1. Design defects
These defects are the result of inaccurate and disorganised construction paperwork produced by a design professional. Design defects are errors or omissions in the work. Defects typically necessitate redesigning the project and replacing a component item, whereas omissions can be fixed by expanding the scope of work for the contractor through change orders.
2. Materials defects
“Material defects” are defects caused by faulty or damaged construction materials. When these faults originate with the manufacturer, the parties utilising the materials frequently don’t learn about them until after they’ve been integrated into the project. Due to the potential need for additional work and new materials, material defects are often particularly expensive and time-intensive to repair.
3. Craftsmanship defects
Workmanship defects are frequently the first idea that comes to mind when people think about construction defects. When a contractor doesn’t create a structure or component part in line with the construction documents, these defects arise. Workmanship defects can range from straightforward cosmetic faults to issues with structural integrity. It can be very difficult to assign responsibility and figure out how the project’s quality assurance and building standard of care was breached.
How can I reduce defects in my business’s construction projects?
According to a recent NSW Government report, the average cost to resolve building defects was around $331,829. In addition to increasing repair costs, sub-par work may put your business’s reputation on the line and cost you future project opportunities. There are several ways to reduce the risk of defects in your construction projects. Some are simple to implement and cost little or nothing; others require more resources but may help you avoid costly litigation.
To minimise defects and associated claims, follow the tips below to ensure that your construction work is defect-free:
- Make sure all stakeholders have access to the latest construction drawings, blueprints and project plans at all stages of construction
- Comply with manufacturer’s recommendations and all available industry compliance guidelines
- Choose quality materials for your project that meet National Construction Code (NCC) guidelines
- Conduct subcontractor performance evaluations as required
- Perform routine site quality control inspections to ensure all project activity is up to standard
- Build a culture of clear jobsite communication and open collaboration with your team
- Document all decisions, changes, requests, communications and tasks on-site and off-site, no matter minor or major
Proactively addressing these potential issues throughout the project lifecycle can help you reduce incidences of defects and errors at any stage of construction, helping you mitigate the risk of litigation.

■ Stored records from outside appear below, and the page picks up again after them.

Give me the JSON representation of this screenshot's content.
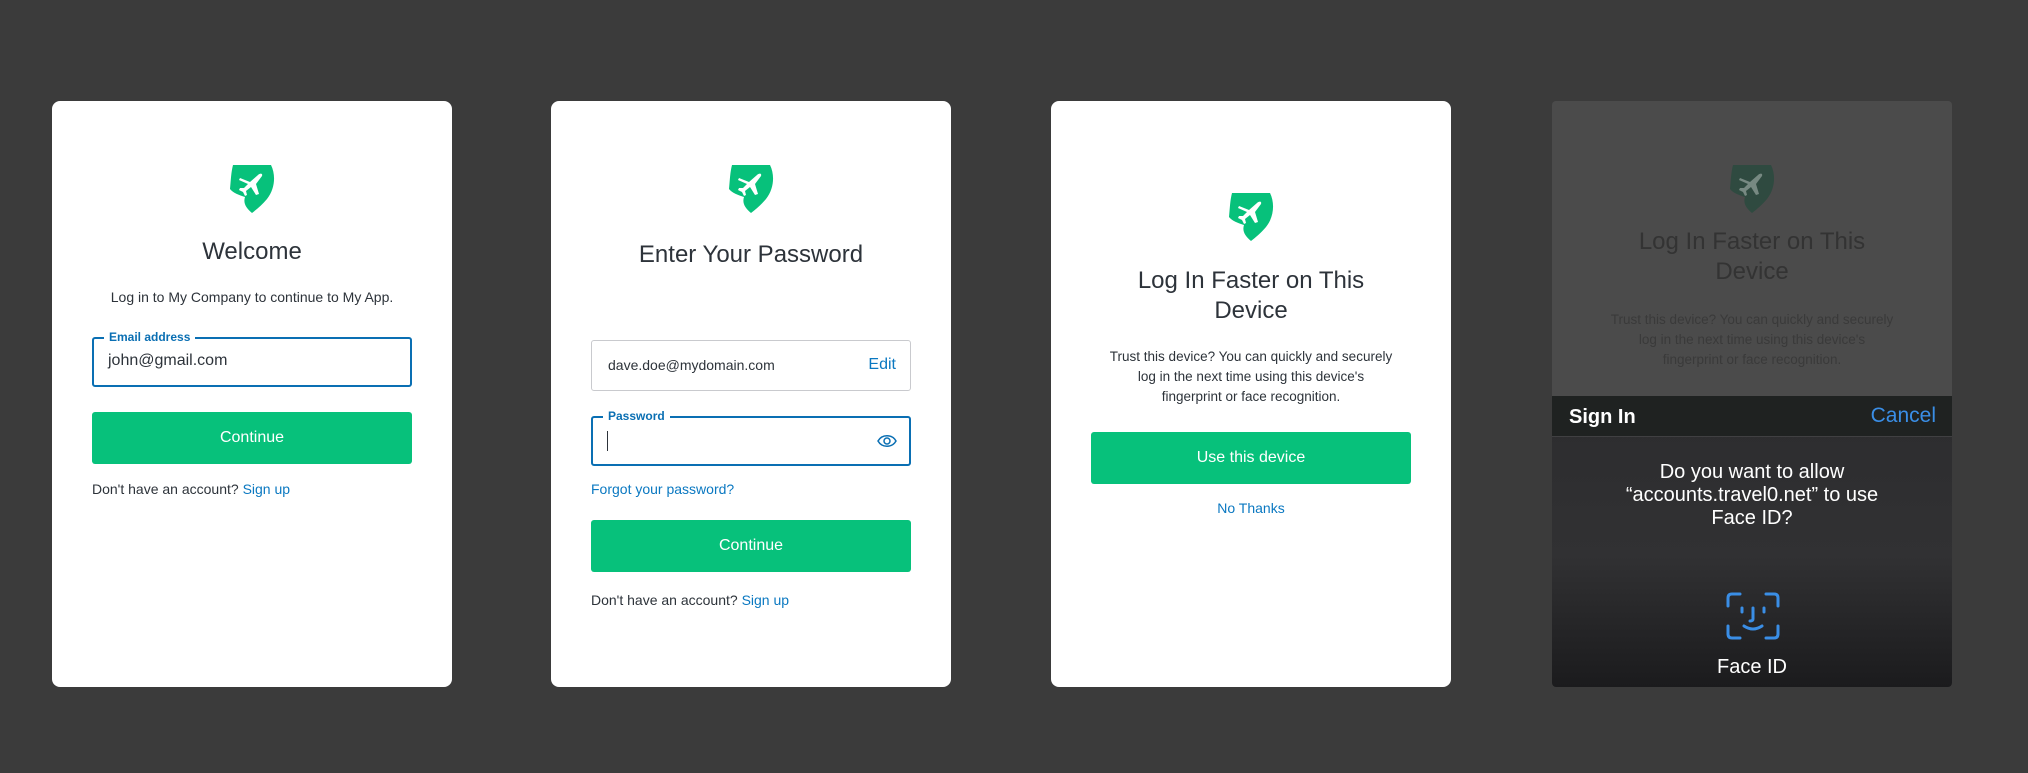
{
  "colors": {
    "background": "#3b3b3b",
    "brand": "#07c17b",
    "link": "#0a78c1",
    "focus": "#0a6fb3",
    "ios_blue": "#3a8ee6"
  },
  "card1": {
    "logo_icon": "airplane-shield-logo",
    "title": "Welcome",
    "subtitle": "Log in to My Company to continue to My App.",
    "email_label": "Email address",
    "email_value": "john@gmail.com",
    "continue_label": "Continue",
    "no_account": "Don't have an account?",
    "signup": "Sign up"
  },
  "card2": {
    "logo_icon": "airplane-shield-logo",
    "title": "Enter Your Password",
    "email_value": "dave.doe@mydomain.com",
    "edit_label": "Edit",
    "password_label": "Password",
    "password_value": "",
    "show_password_icon": "eye-icon",
    "forgot": "Forgot your password?",
    "continue_label": "Continue",
    "no_account": "Don't have an account?",
    "signup": "Sign up"
  },
  "card3": {
    "logo_icon": "airplane-shield-logo",
    "title_line1": "Log In Faster on This",
    "title_line2": "Device",
    "text_line1": "Trust this device? You can quickly and securely",
    "text_line2": "log in the next time using this device's",
    "text_line3": "fingerprint or face recognition.",
    "use_device": "Use this device",
    "no_thanks": "No Thanks"
  },
  "card4": {
    "bg_title_line1": "Log In Faster on This",
    "bg_title_line2": "Device",
    "bg_text_line1": "Trust this device? You can quickly and securely",
    "bg_text_line2": "log in the next time using this device's",
    "bg_text_line3": "fingerprint or face recognition.",
    "sheet_title": "Sign In",
    "cancel": "Cancel",
    "question_line1": "Do you want to allow",
    "question_line2": "“accounts.travel0.net” to use",
    "question_line3": "Face ID?",
    "faceid_icon": "face-id-icon",
    "faceid_label": "Face ID"
  }
}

Here are some of the key project items to keep in mind, that you can take on-site or during the build phase to reduce the possibility of building defects and potential liability claims:
- Conduct a thorough pre-construction meeting with your client to discuss the project scope and expectations for quality control
- Use clear contracts to define what is expected from both parties during construction, including timelines and quality control procedures
- Maintain a close working relationship with your team members throughout all stages of the project, including inspections and reviews
- Build in regular communication between your team members and clients so that everyone is aware of any changes or challenges that arise
- Keep detailed time-stamped and transparent task trails of any defects, changes or adjustments throughout the build
These practical tips can help you save thousands of dollars on rectifying the issues and minimise the time and effort spent on damage control.
With thousands of records to manage, cloud-based platforms and apps for defect management can prove to be an invaluable tool to simplify and control this complex and time-consuming process. Want to take the stress out of defect management? Use PlanRadar as your go-to project management platform for construction projects – book a demo or get in touch today!